REQUIRED ACTION -> Extract the records below word for word and ignore the images.
── DATA TO EXAMINE ──
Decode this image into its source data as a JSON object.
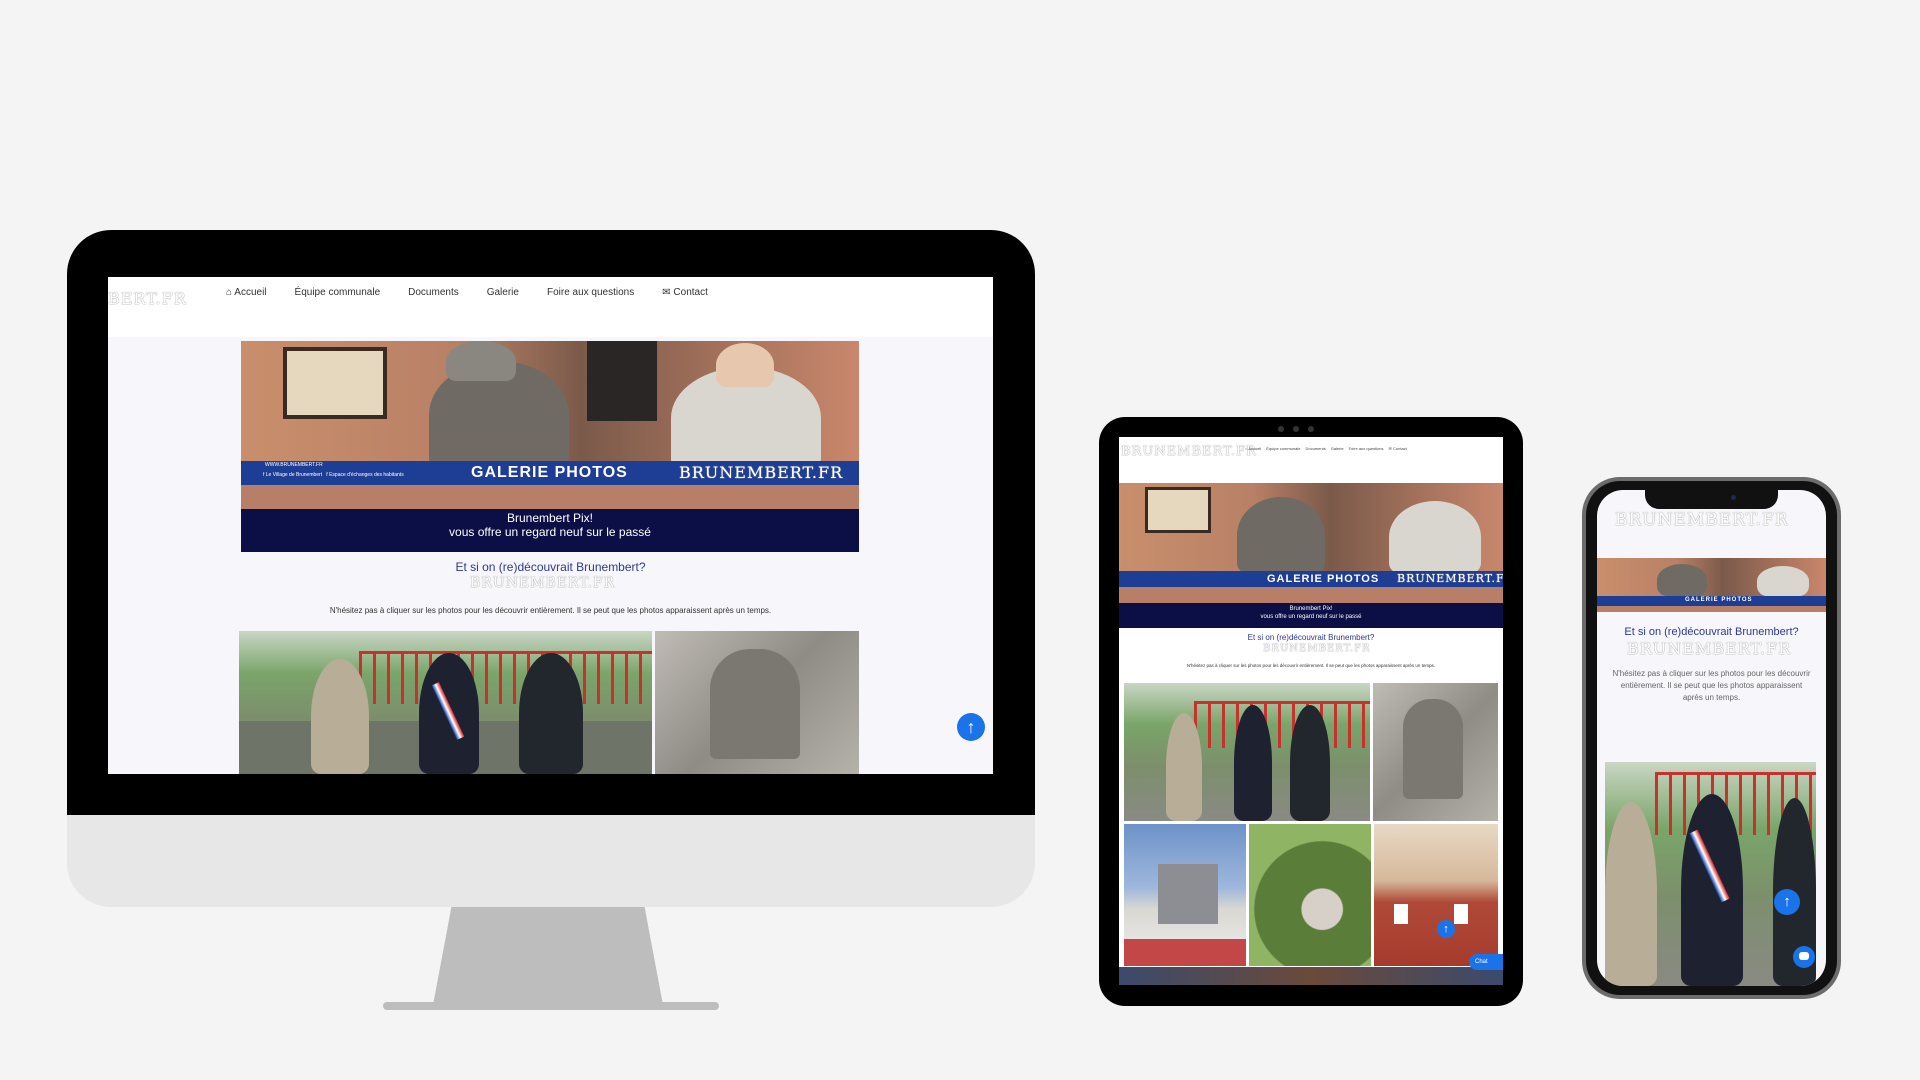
{
  "site": {
    "logo_text": "BRUNEMBERT.FR",
    "logo_text_cropped": "BERT.FR",
    "nav": [
      "Accueil",
      "Équipe communale",
      "Documents",
      "Galerie",
      "Foire aux questions",
      "Contact"
    ],
    "nav_icons": {
      "home": "home-icon",
      "contact": "envelope-icon"
    },
    "banner": {
      "url_text": "WWW.BRUNEMBERT.FR",
      "social_1": "Le Village de Brunembert",
      "social_2": "Espace d'échanges des habitants",
      "title": "GALERIE PHOTOS",
      "watermark": "BRUNEMBERT.FR",
      "caption_line1": "Brunembert Pix!",
      "caption_line2": "vous offre un regard neuf sur le passé"
    },
    "heading": "Et si on (re)découvrait Brunembert?",
    "heading_watermark": "BRUNEMBERT.FR",
    "intro": "N'hésitez pas à cliquer sur les photos pour les découvrir entièrement. Il se peut que les photos apparaissent après un temps.",
    "intro_line1": "N'hésitez pas à cliquer sur les photos pour les découvrir",
    "intro_line2": "entièrement. Il se peut que les photos apparaissent",
    "intro_line3": "après un temps.",
    "chat_label": "Chat",
    "scroll_top_glyph": "↑"
  },
  "colors": {
    "accent": "#1a73e8",
    "brand_blue": "#2b3a93",
    "banner_band": "#1e3e96",
    "banner_dark": "#0c0f45"
  }
}
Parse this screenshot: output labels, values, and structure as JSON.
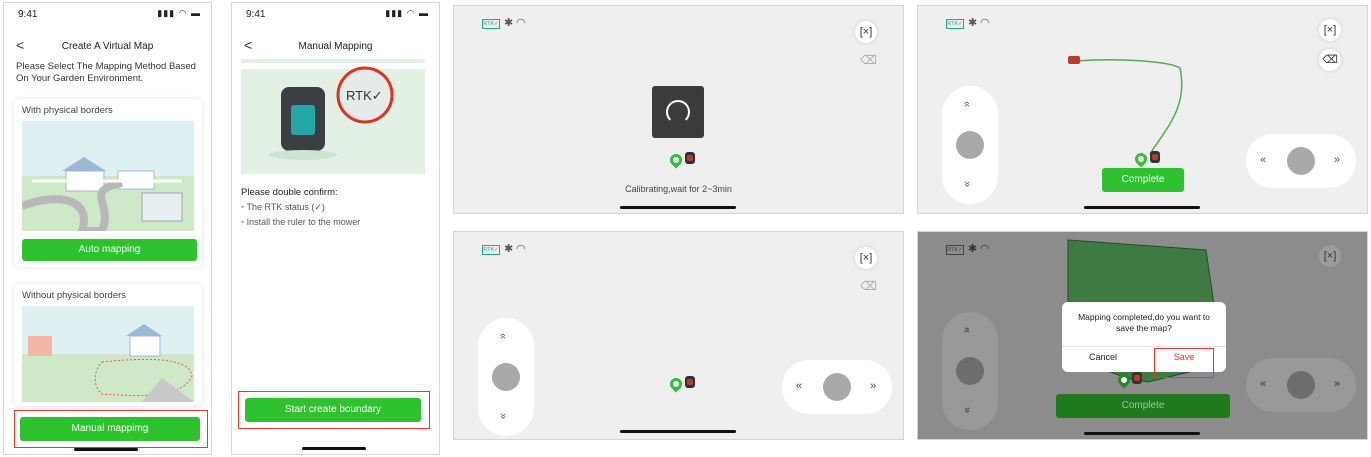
{
  "screen1": {
    "time": "9:41",
    "status_icons": "▮▮▮ ◠ ▬",
    "back": "<",
    "title": "Create A Virtual Map",
    "intro": "Please Select The Mapping Method Based On Your Garden Environment.",
    "card1_label": "With physical borders",
    "card1_button": "Auto mapping",
    "card2_label": "Without physical borders",
    "manual_button": "Manual mappimg"
  },
  "screen2": {
    "time": "9:41",
    "status_icons": "▮▮▮ ◠ ▬",
    "back": "<",
    "title": "Manual Mapping",
    "rtk_badge": "RTK✓",
    "confirm_heading": "Please double confirm:",
    "bullet1": "The RTK status (✓)",
    "bullet2": "Install the ruler to the mower",
    "start_button": "Start create boundary"
  },
  "landscape": {
    "rtk_label": "RTK✓",
    "bluetooth": "✱",
    "wifi": "◠",
    "fit_icon": "[×]",
    "eraser_icon": "⌫",
    "up_arrow": "»",
    "left_arrow": "«",
    "right_arrow": "»",
    "calibrating": "Calibrating,wait for 2~3min",
    "complete": "Complete",
    "dialog_message": "Mapping completed,do you want to save the map?",
    "dialog_cancel": "Cancel",
    "dialog_save": "Save"
  },
  "colors": {
    "primary_green": "#2ec22e",
    "highlight_red": "#e33333",
    "boundary_green": "#4caf50"
  }
}
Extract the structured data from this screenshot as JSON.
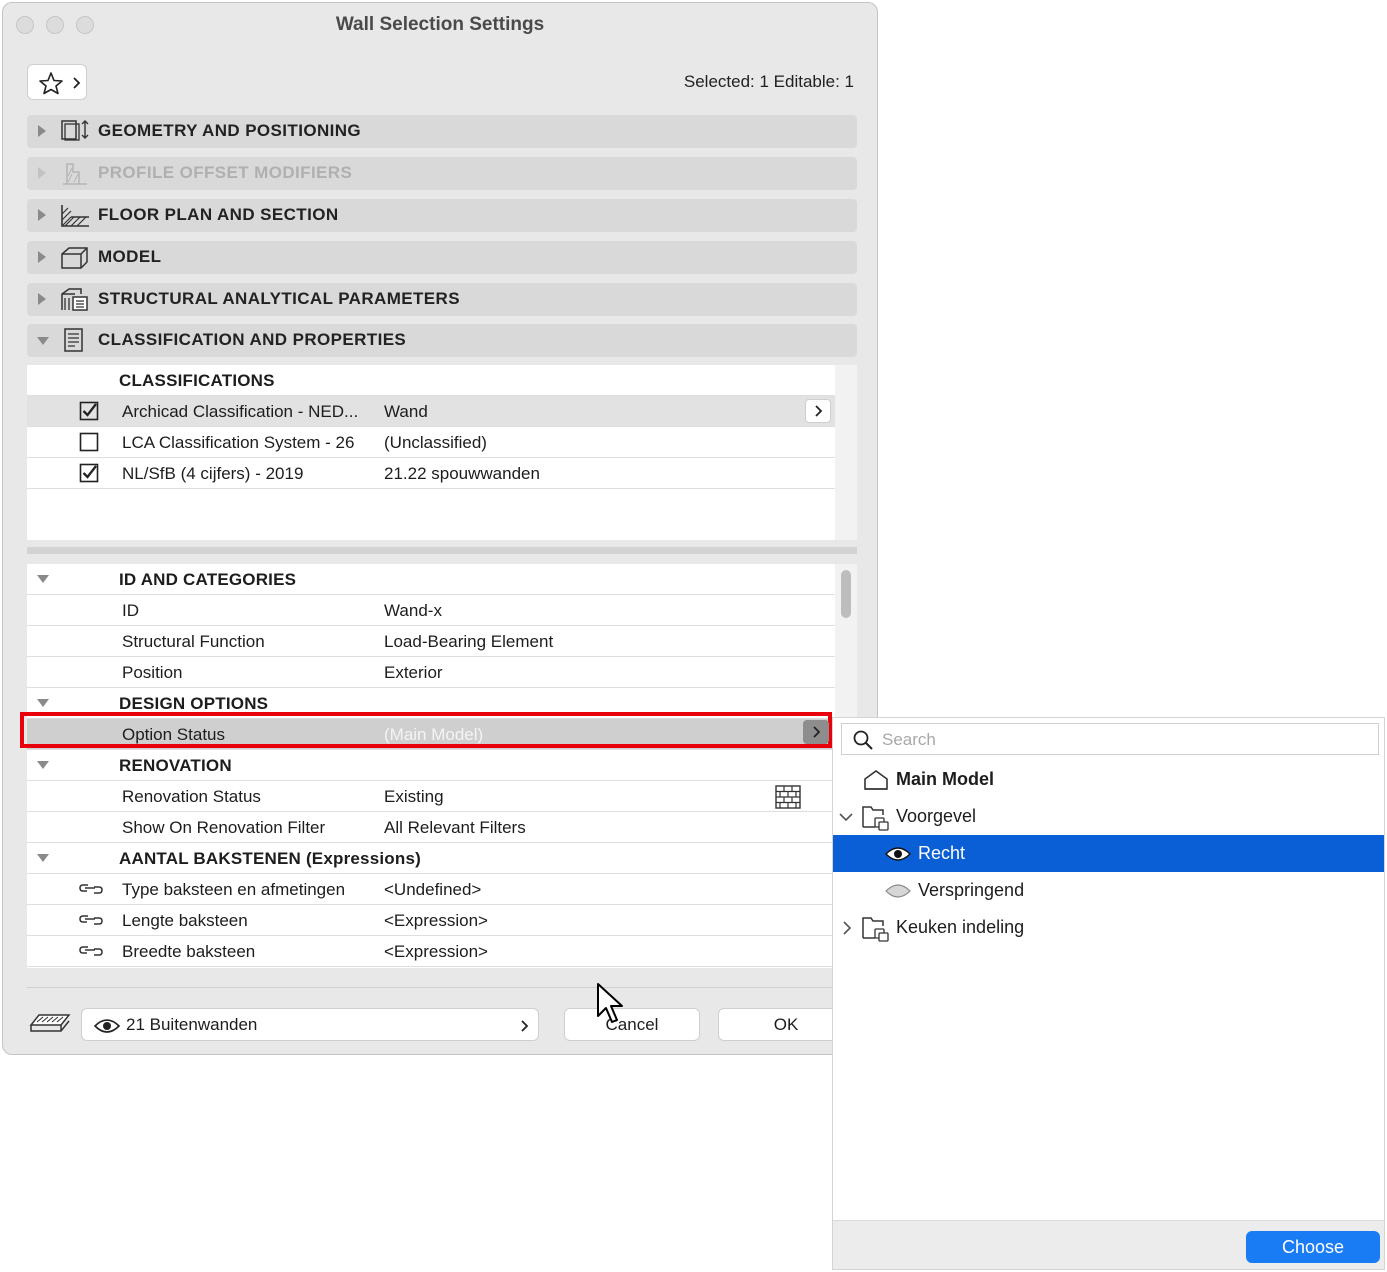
{
  "window": {
    "title": "Wall Selection Settings"
  },
  "selection_info": "Selected: 1 Editable: 1",
  "sections": [
    {
      "label": "GEOMETRY AND POSITIONING",
      "icon": "geometry-icon",
      "enabled": true
    },
    {
      "label": "PROFILE OFFSET MODIFIERS",
      "icon": "profile-offset-icon",
      "enabled": false
    },
    {
      "label": "FLOOR PLAN AND SECTION",
      "icon": "floor-plan-icon",
      "enabled": true
    },
    {
      "label": "MODEL",
      "icon": "model-box-icon",
      "enabled": true
    },
    {
      "label": "STRUCTURAL ANALYTICAL PARAMETERS",
      "icon": "structural-icon",
      "enabled": true
    },
    {
      "label": "CLASSIFICATION AND PROPERTIES",
      "icon": "document-icon",
      "enabled": true,
      "expanded": true
    }
  ],
  "classifications": {
    "header": "CLASSIFICATIONS",
    "rows": [
      {
        "checked": true,
        "name": "Archicad Classification - NED...",
        "value": "Wand"
      },
      {
        "checked": false,
        "name": "LCA Classification System - 26",
        "value": "(Unclassified)"
      },
      {
        "checked": true,
        "name": "NL/SfB (4 cijfers) - 2019",
        "value": "21.22 spouwwanden"
      }
    ]
  },
  "properties": {
    "id_group": "ID AND CATEGORIES",
    "id_label": "ID",
    "id_value": "Wand-x",
    "structural_label": "Structural Function",
    "structural_value": "Load-Bearing Element",
    "position_label": "Position",
    "position_value": "Exterior",
    "design_group": "DESIGN OPTIONS",
    "option_label": "Option Status",
    "option_value": "(Main Model)",
    "renovation_group": "RENOVATION",
    "renovation_status_label": "Renovation Status",
    "renovation_status_value": "Existing",
    "renovation_filter_label": "Show On Renovation Filter",
    "renovation_filter_value": "All Relevant Filters",
    "bricks_group": "AANTAL BAKSTENEN (Expressions)",
    "brick_type_label": "Type baksteen en afmetingen",
    "brick_type_value": "<Undefined>",
    "brick_length_label": "Lengte baksteen",
    "brick_length_value": "<Expression>",
    "brick_width_label": "Breedte baksteen",
    "brick_width_value": "<Expression>"
  },
  "footer": {
    "layer": "21 Buitenwanden",
    "cancel": "Cancel",
    "ok": "OK"
  },
  "popup": {
    "search_placeholder": "Search",
    "main_model": "Main Model",
    "voorgevel": "Voorgevel",
    "recht": "Recht",
    "verspringend": "Verspringend",
    "keuken": "Keuken indeling",
    "choose": "Choose"
  },
  "colors": {
    "highlight_red": "#e8000b",
    "selection_blue": "#0b5fd6",
    "button_blue": "#1a7cf5"
  }
}
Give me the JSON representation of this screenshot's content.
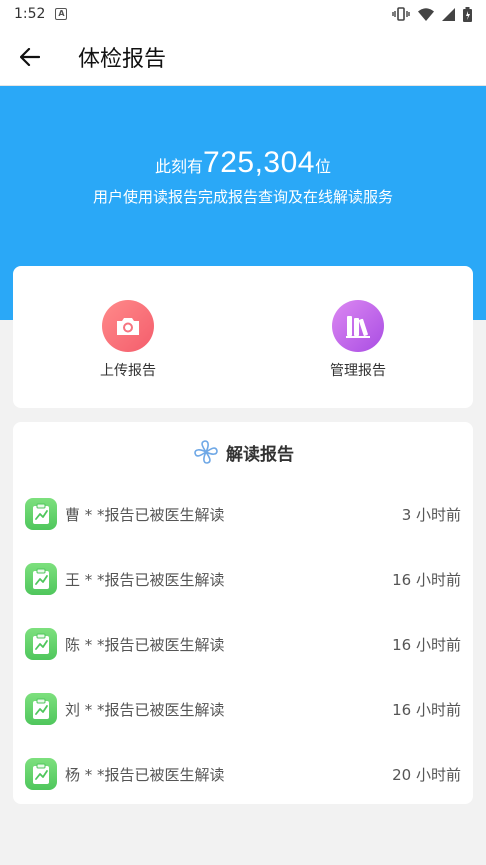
{
  "status_bar": {
    "time": "1:52",
    "notif_letter": "A"
  },
  "header": {
    "title": "体检报告"
  },
  "banner": {
    "prefix": "此刻有",
    "count": "725,304",
    "suffix": "位",
    "subtitle": "用户使用读报告完成报告查询及在线解读服务",
    "color": "#2aa8f7"
  },
  "actions": [
    {
      "label": "上传报告",
      "icon": "camera-icon"
    },
    {
      "label": "管理报告",
      "icon": "books-icon"
    }
  ],
  "list": {
    "title": "解读报告",
    "title_icon": "pinwheel-icon",
    "items": [
      {
        "text": "曹 * *报告已被医生解读",
        "ago": "3 小时前"
      },
      {
        "text": "王 * *报告已被医生解读",
        "ago": "16 小时前"
      },
      {
        "text": "陈 * *报告已被医生解读",
        "ago": "16 小时前"
      },
      {
        "text": "刘 * *报告已被医生解读",
        "ago": "16 小时前"
      },
      {
        "text": "杨 * *报告已被医生解读",
        "ago": "20 小时前"
      }
    ]
  }
}
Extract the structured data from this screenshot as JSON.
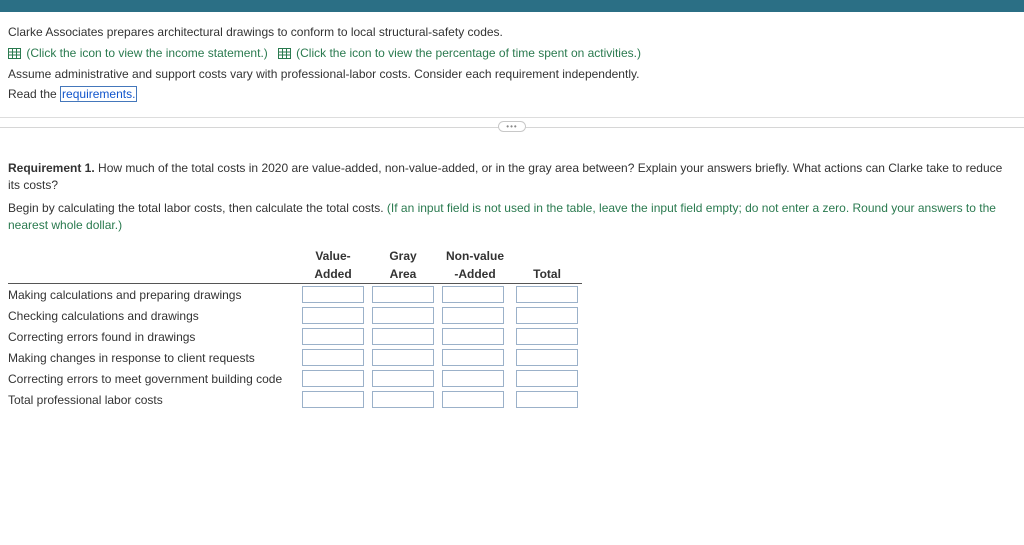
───
TASK SOLUTION ->
Decode this image into its source data as a JSON object.
{
  "site": {
    "logo_text": "BRUNEMBERT.FR",
    "logo_text_cropped": "BERT.FR",
    "nav": [
      "Accueil",
      "Équipe communale",
      "Documents",
      "Galerie",
      "Foire aux questions",
      "Contact"
    ],
    "nav_icons": {
      "home": "home-icon",
      "contact": "envelope-icon"
    },
    "banner": {
      "url_text": "WWW.BRUNEMBERT.FR",
      "social_1": "Le Village de Brunembert",
      "social_2": "Espace d'échanges des habitants",
      "title": "GALERIE PHOTOS",
      "watermark": "BRUNEMBERT.FR",
      "caption_line1": "Brunembert Pix!",
      "caption_line2": "vous offre un regard neuf sur le passé"
    },
    "heading": "Et si on (re)découvrait Brunembert?",
    "heading_watermark": "BRUNEMBERT.FR",
    "intro": "N'hésitez pas à cliquer sur les photos pour les découvrir entièrement. Il se peut que les photos apparaissent après un temps.",
    "intro_line1": "N'hésitez pas à cliquer sur les photos pour les découvrir",
    "intro_line2": "entièrement. Il se peut que les photos apparaissent",
    "intro_line3": "après un temps.",
    "chat_label": "Chat",
    "scroll_top_glyph": "↑"
  },
  "colors": {
    "accent": "#1a73e8",
    "brand_blue": "#2b3a93",
    "banner_band": "#1e3e96",
    "banner_dark": "#0c0f45"
  }
}
Parse this screenshot: output labels, values, and structure as JSON.
{
  "screen1": {
    "time": "9:41",
    "status_icons": "▮▮▮ ◠ ▬",
    "back": "<",
    "title": "Create A Virtual Map",
    "intro": "Please Select The Mapping Method Based On Your Garden Environment.",
    "card1_label": "With physical borders",
    "card1_button": "Auto mapping",
    "card2_label": "Without physical borders",
    "manual_button": "Manual mappimg"
  },
  "screen2": {
    "time": "9:41",
    "status_icons": "▮▮▮ ◠ ▬",
    "back": "<",
    "title": "Manual Mapping",
    "rtk_badge": "RTK✓",
    "confirm_heading": "Please double confirm:",
    "bullet1": "The RTK status (✓)",
    "bullet2": "Install the ruler to the mower",
    "start_button": "Start create boundary"
  },
  "landscape": {
    "rtk_label": "RTK✓",
    "bluetooth": "✱",
    "wifi": "◠",
    "fit_icon": "[×]",
    "eraser_icon": "⌫",
    "up_arrow": "»",
    "left_arrow": "«",
    "right_arrow": "»",
    "calibrating": "Calibrating,wait for 2~3min",
    "complete": "Complete",
    "dialog_message": "Mapping completed,do you want to save the map?",
    "dialog_cancel": "Cancel",
    "dialog_save": "Save"
  },
  "colors": {
    "primary_green": "#2ec22e",
    "highlight_red": "#e33333",
    "boundary_green": "#4caf50"
  }
}
Extract the structured data from this screenshot as JSON.
{
  "window": {
    "title": "Wall Selection Settings"
  },
  "selection_info": "Selected: 1 Editable: 1",
  "sections": [
    {
      "label": "GEOMETRY AND POSITIONING",
      "icon": "geometry-icon",
      "enabled": true
    },
    {
      "label": "PROFILE OFFSET MODIFIERS",
      "icon": "profile-offset-icon",
      "enabled": false
    },
    {
      "label": "FLOOR PLAN AND SECTION",
      "icon": "floor-plan-icon",
      "enabled": true
    },
    {
      "label": "MODEL",
      "icon": "model-box-icon",
      "enabled": true
    },
    {
      "label": "STRUCTURAL ANALYTICAL PARAMETERS",
      "icon": "structural-icon",
      "enabled": true
    },
    {
      "label": "CLASSIFICATION AND PROPERTIES",
      "icon": "document-icon",
      "enabled": true,
      "expanded": true
    }
  ],
  "classifications": {
    "header": "CLASSIFICATIONS",
    "rows": [
      {
        "checked": true,
        "name": "Archicad Classification - NED...",
        "value": "Wand"
      },
      {
        "checked": false,
        "name": "LCA Classification System - 26",
        "value": "(Unclassified)"
      },
      {
        "checked": true,
        "name": "NL/SfB (4 cijfers) - 2019",
        "value": "21.22 spouwwanden"
      }
    ]
  },
  "properties": {
    "id_group": "ID AND CATEGORIES",
    "id_label": "ID",
    "id_value": "Wand-x",
    "structural_label": "Structural Function",
    "structural_value": "Load-Bearing Element",
    "position_label": "Position",
    "position_value": "Exterior",
    "design_group": "DESIGN OPTIONS",
    "option_label": "Option Status",
    "option_value": "(Main Model)",
    "renovation_group": "RENOVATION",
    "renovation_status_label": "Renovation Status",
    "renovation_status_value": "Existing",
    "renovation_filter_label": "Show On Renovation Filter",
    "renovation_filter_value": "All Relevant Filters",
    "bricks_group": "AANTAL BAKSTENEN (Expressions)",
    "brick_type_label": "Type baksteen en afmetingen",
    "brick_type_value": "<Undefined>",
    "brick_length_label": "Lengte baksteen",
    "brick_length_value": "<Expression>",
    "brick_width_label": "Breedte baksteen",
    "brick_width_value": "<Expression>"
  },
  "footer": {
    "layer": "21 Buitenwanden",
    "cancel": "Cancel",
    "ok": "OK"
  },
  "popup": {
    "search_placeholder": "Search",
    "main_model": "Main Model",
    "voorgevel": "Voorgevel",
    "recht": "Recht",
    "verspringend": "Verspringend",
    "keuken": "Keuken indeling",
    "choose": "Choose"
  },
  "colors": {
    "highlight_red": "#e8000b",
    "selection_blue": "#0b5fd6",
    "button_blue": "#1a7cf5"
  }
}
Give me the JSON representation of this screenshot's content.
{
  "status_bar": {
    "time": "1:52",
    "notif_letter": "A"
  },
  "header": {
    "title": "体检报告"
  },
  "banner": {
    "prefix": "此刻有",
    "count": "725,304",
    "suffix": "位",
    "subtitle": "用户使用读报告完成报告查询及在线解读服务",
    "color": "#2aa8f7"
  },
  "actions": [
    {
      "label": "上传报告",
      "icon": "camera-icon"
    },
    {
      "label": "管理报告",
      "icon": "books-icon"
    }
  ],
  "list": {
    "title": "解读报告",
    "title_icon": "pinwheel-icon",
    "items": [
      {
        "text": "曹 * *报告已被医生解读",
        "ago": "3 小时前"
      },
      {
        "text": "王 * *报告已被医生解读",
        "ago": "16 小时前"
      },
      {
        "text": "陈 * *报告已被医生解读",
        "ago": "16 小时前"
      },
      {
        "text": "刘 * *报告已被医生解读",
        "ago": "16 小时前"
      },
      {
        "text": "杨 * *报告已被医生解读",
        "ago": "20 小时前"
      }
    ]
  }
}
Extract the structured data from this screenshot as JSON.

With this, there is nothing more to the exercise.